0
We're unable to sign you in at this time. Please try again in a few minutes.
Retry
We were able to sign you in, but your subscription(s) could not be found. Please try again in a few minutes.
Retry
There may be a problem with your account. Please contact the AMA Service Center to resolve this issue.
Contact the AMA Service Center:
Telephone: 1 (800) 262-2350 or 1 (312) 670-7827  *   Email: subscriptions@jamanetwork.com
Error Message ......
From the JAMA Network |

Telemedicine Screening for Eye Disease

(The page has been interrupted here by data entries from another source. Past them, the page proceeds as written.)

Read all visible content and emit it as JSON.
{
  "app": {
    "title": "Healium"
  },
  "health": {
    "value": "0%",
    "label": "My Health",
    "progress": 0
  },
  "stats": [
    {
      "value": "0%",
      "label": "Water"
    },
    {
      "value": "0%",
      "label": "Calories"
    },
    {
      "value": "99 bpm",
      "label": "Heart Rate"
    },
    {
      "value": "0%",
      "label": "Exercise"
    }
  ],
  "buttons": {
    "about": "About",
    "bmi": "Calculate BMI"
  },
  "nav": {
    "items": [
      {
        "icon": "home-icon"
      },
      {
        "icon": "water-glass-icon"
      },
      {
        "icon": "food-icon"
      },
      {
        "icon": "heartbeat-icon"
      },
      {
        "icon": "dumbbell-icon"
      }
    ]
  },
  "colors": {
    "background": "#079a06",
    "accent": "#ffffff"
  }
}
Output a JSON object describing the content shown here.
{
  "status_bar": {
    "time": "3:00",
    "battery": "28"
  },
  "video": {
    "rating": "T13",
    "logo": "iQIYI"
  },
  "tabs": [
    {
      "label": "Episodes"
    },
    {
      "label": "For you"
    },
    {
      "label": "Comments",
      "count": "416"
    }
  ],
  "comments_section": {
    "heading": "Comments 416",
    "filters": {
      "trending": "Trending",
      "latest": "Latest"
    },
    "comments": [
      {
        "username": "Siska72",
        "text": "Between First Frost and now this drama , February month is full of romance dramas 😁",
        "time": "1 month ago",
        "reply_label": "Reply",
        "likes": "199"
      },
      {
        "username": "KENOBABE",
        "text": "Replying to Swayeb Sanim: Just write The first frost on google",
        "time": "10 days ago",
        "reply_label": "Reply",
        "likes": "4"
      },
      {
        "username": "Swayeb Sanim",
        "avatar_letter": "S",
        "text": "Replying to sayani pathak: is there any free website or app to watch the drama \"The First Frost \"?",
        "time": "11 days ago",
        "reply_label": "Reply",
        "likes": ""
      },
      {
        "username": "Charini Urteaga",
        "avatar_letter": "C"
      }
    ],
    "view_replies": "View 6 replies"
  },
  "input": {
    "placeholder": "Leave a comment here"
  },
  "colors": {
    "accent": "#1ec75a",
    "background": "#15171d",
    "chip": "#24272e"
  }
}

Kurt Kroenke, MD1,2
[+] Author Affiliations
1VA HSR&D Center for Health Communication and Information, Indianapolis, Indiana
2Regenstrief Institute, Indiana University School of Medicine, Indianapolis, Indiana
JAMA. 2015;313(16):1666-1667. doi:10.1001/jama.2015.107.
Text Size: A A A
Published online

Extract

JAMA Ophthalmology

Effect of a Teleretinal Screening Program on Eye Care Use and Resources

Joel E. Chasan, MD; Bill Delaune, PhD; April Y. Maa, MD; Mary G. Lynch, MD

Importance Telemedicine is a useful clinical method to extend health care to patients with limited access. Minimal information exists on the subsequent effect of telemedicine activities on eye care resources.

Objective To evaluate the effect of a community-based diabetic teleretinal screening program on eye care use and resources.

Design, Setting, and Participants The current study was a retrospective medical record review of patients who underwent diabetic teleretinal screening in the community-based clinics of the Atlanta Veterans Affairs Medical Center from October 1, 2008, through March 31, 2009, and who were referred for an ophthalmic examination in the eye clinic.

Exposures Clinical medical records were reviewed for a 2-year period after patients were referred from teleretinal screening. The following information was collected for analysis: patient demographics, referral and confirmatory diagnoses, ophthalmology clinic visits, diagnostic procedures, surgical procedures, medications, and spectacle prescriptions.

Main Outcomes and Measures The accuracy between referring and final diagnoses and the eye care resources that were used in the care of referred patients.

Results The most common referral diagnoses were nonmacular diabetic retinopathy (43.2%), nerve-related disease (30.8%), lens or media opacity (19.1%), age-related macular degeneration (12.9%), and diabetic macular edema (5.6%). The percentage of agreement among these 5 visually significant diagnoses was 90.4%, with a total sensitivity of 73.6%. Diabetic macular edema required the greatest number of ophthalmology clinic visits, diagnostic tests, and surgical procedures. Using Medicare cost data estimates, the mean cost incurred during a 2-year period per patient seen in the eye clinic was approximately $1000.

Conclusions and Relevance Although a teleretinal screening program can be accurate and sensitive for multiple visually significant diagnoses, measurable resource burdens should be anticipated to adequately prepare for the associated increase in clinical care.

JAMA Ophthalmol. 2014;132(9):1045-1051. doi:10.1001/jamaophthalmol.2014.1051

Sign in

Purchase Options

• Buy this article
• Subscribe to the journal
• Rent this article ?

First Page Preview

View Large
First page PDF preview

Figures

Tables

References

CME
Also Meets CME requirements for:
Browse CME for all U.S. States
Accreditation Information
The American Medical Association is accredited by the Accreditation Council for Continuing Medical Education to provide continuing medical education for physicians. The AMA designates this journal-based CME activity for a maximum of 1 AMA PRA Category 1 CreditTM per course. Physicians should claim only the credit commensurate with the extent of their participation in the activity. Physicians who complete the CME course and score at least 80% correct on the quiz are eligible for AMA PRA Category 1 CreditTM.
Note: You must get at least of the answers correct to pass this quiz.
Please click the checkbox indicating that you have read the full article in order to submit your answers.
Your answers have been saved for later.
You have not filled in all the answers to complete this quiz
The following questions were not answered:
Sorry, you have unsuccessfully completed this CME quiz with a score of
The following questions were not answered correctly:
Commitment to Change (optional):
Indicate what change(s) you will implement in your practice, if any, based on this CME course.
Your quiz results:
The filled radio buttons indicate your responses. The preferred responses are highlighted
For CME Course: A Proposed Model for Initial Assessment and Management of Acute Heart Failure Syndromes
Indicate what changes(s) you will implement in your practice, if any, based on this CME course.

Multimedia

Some tools below are only available to our subscribers or users with an online account.

1,279 Views
0 Citations
×

Sign in

Purchase Options

• Buy this article
• Subscribe to the journal
• Rent this article ?

Related Content

Customize your page view by dragging & repositioning the boxes below.

Articles Related By Topic
Related Collections
PubMed Articles
Jobs
brightcove.createExperiences();